"Before proceeding to consider the case of each accused it is necessary to remark that each of them according to their station in life have been able to produce testimonials from more or less eminent members of society to their moderation and loyalty, These could doubtless have been multiplied as often as they wished. Some of them again have been able to show that in recent times they have not merely prayed for the success of the British arms but have advocated War Loans, helped in recruiting and have even given relatives to the Indian Defence Force or clerks for Mesopotamia. Perhaps all of these efforts were not very valuable, and it has to be remembered that some of the accused are men who are always in the lime-light; but we have no doubt that everyone of them, however much he may dislike the existing Government, at least preferred it to the prospect of German rule. None of these things, however, really affect the matter before us."

When one's judgment is so warped, as is evident was the Judges', from the passages above quoted, it is impossible to expect an impartial decision.

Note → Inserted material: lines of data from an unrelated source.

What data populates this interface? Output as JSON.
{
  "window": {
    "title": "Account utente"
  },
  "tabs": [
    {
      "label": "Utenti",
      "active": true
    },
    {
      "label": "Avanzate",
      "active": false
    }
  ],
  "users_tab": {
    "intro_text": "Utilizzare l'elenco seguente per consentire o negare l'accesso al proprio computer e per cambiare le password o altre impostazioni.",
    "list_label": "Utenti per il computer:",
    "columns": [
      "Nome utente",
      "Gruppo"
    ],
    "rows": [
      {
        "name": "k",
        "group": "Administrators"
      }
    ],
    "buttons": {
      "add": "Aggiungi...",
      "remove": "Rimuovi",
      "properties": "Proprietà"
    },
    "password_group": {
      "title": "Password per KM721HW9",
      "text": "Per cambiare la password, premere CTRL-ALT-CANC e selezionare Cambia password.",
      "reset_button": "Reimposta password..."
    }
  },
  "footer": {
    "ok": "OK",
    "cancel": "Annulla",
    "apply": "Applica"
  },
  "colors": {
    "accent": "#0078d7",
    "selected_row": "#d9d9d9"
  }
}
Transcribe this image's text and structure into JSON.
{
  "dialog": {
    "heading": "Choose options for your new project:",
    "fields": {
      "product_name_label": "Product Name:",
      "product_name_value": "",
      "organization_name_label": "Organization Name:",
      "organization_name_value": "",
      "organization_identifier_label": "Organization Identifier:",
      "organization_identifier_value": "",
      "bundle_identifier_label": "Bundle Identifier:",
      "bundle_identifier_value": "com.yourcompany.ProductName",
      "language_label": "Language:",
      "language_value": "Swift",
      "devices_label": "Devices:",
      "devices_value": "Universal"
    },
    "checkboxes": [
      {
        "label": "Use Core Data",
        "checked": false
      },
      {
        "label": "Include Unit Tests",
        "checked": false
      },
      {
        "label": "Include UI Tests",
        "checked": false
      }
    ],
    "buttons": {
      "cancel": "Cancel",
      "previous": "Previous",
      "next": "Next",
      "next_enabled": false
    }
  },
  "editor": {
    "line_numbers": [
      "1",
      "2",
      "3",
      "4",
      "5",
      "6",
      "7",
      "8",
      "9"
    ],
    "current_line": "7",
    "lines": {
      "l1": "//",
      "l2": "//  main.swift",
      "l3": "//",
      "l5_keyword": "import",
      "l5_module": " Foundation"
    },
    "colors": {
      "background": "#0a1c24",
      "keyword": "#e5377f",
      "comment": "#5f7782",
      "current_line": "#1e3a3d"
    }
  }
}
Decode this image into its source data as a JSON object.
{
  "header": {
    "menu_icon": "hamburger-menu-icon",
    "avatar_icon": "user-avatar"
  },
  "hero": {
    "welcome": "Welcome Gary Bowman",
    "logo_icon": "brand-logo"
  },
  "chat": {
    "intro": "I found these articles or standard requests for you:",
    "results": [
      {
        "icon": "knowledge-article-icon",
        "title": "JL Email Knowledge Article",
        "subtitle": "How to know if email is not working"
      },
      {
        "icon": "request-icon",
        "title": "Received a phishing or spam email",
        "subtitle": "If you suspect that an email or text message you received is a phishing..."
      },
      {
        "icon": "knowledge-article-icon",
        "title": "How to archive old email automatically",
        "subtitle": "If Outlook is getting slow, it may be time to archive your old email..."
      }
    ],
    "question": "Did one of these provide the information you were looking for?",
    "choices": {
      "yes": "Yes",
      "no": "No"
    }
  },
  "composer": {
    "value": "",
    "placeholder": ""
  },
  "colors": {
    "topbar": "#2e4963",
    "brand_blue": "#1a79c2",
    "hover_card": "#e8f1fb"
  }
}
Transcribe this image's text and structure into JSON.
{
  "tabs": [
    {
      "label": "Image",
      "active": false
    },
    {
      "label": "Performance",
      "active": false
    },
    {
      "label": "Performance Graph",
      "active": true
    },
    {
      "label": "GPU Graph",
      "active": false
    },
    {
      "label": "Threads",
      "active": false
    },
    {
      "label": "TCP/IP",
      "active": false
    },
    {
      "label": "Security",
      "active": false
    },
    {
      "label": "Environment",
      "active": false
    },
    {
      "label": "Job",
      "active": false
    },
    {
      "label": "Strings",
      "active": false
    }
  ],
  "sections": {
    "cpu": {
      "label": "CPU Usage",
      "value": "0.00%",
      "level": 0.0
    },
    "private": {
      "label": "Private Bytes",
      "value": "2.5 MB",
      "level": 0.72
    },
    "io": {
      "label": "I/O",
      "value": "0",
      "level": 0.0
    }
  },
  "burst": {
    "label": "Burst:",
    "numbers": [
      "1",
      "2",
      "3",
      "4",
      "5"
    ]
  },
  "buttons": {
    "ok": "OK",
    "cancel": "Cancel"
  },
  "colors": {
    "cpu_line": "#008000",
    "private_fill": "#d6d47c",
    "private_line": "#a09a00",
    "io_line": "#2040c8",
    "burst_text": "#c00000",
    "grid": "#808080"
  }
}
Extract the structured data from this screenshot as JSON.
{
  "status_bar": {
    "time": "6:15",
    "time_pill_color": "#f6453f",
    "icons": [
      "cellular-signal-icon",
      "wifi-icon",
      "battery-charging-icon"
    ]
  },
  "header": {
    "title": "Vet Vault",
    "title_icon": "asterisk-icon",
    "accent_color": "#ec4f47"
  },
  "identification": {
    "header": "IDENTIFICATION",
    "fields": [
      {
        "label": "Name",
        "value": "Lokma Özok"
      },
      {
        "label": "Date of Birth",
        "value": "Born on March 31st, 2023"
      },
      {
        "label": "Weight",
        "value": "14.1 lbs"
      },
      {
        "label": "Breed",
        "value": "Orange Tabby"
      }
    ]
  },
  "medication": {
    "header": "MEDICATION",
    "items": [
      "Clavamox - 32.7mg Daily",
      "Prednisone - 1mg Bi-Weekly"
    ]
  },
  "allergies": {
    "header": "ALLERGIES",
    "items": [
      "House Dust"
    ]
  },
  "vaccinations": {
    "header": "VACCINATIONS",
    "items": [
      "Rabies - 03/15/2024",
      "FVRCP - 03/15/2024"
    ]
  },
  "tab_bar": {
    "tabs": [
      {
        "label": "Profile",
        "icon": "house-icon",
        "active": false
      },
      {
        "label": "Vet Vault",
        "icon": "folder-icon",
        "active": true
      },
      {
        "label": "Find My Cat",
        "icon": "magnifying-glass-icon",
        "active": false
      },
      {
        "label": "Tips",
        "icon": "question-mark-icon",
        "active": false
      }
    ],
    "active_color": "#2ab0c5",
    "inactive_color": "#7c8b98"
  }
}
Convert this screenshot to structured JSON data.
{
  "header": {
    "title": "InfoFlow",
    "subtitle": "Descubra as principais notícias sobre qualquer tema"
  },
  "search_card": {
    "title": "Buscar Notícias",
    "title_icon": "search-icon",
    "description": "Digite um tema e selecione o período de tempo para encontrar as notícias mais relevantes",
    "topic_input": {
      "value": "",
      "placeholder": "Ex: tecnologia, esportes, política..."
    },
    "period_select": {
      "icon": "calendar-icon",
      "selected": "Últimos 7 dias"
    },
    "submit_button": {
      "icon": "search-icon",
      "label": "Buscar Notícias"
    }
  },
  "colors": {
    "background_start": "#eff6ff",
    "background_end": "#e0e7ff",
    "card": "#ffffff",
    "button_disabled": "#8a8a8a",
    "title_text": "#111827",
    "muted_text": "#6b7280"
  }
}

The issue raised by the case is abundantly clear, though not stated. Can we or can we not, legally cany on a sustained powerful agitation involving processions, hartals, fasting etc. but eschewing, always and invariably, violence in any shape or form? The implication in the judgment is that we may not do so. If the sentences are allowed by the Government to stand, it is quite clear that they are of the same opinion as the Judges. I, for one, would not welcome the release of the accused on any side-issue or as an act of clemency. There is nothing in the judgment to show that any of the accused either directly or indirectly encouraged violence. And where there is absence of intention to do violence, it is absurd to call a peaceful combination a criminal conspiracy, even though uncontrollable spirits may find their way into that combination and do mischief. The happening of untoward incidents may be used as a warning to leaders. They may be used for justifying the declaration of Martial Law, but they ought not to be used for the purpose of making out peaceful, law-abiding citizens as criminals and liars. The duty of the Indian public is clear: By a quiet, persistent and powerful agitation, but without violence and irritation, to secure repeal of the Rowlatt Legislation and the reversal of the sentences.

Young India, 23-7-1919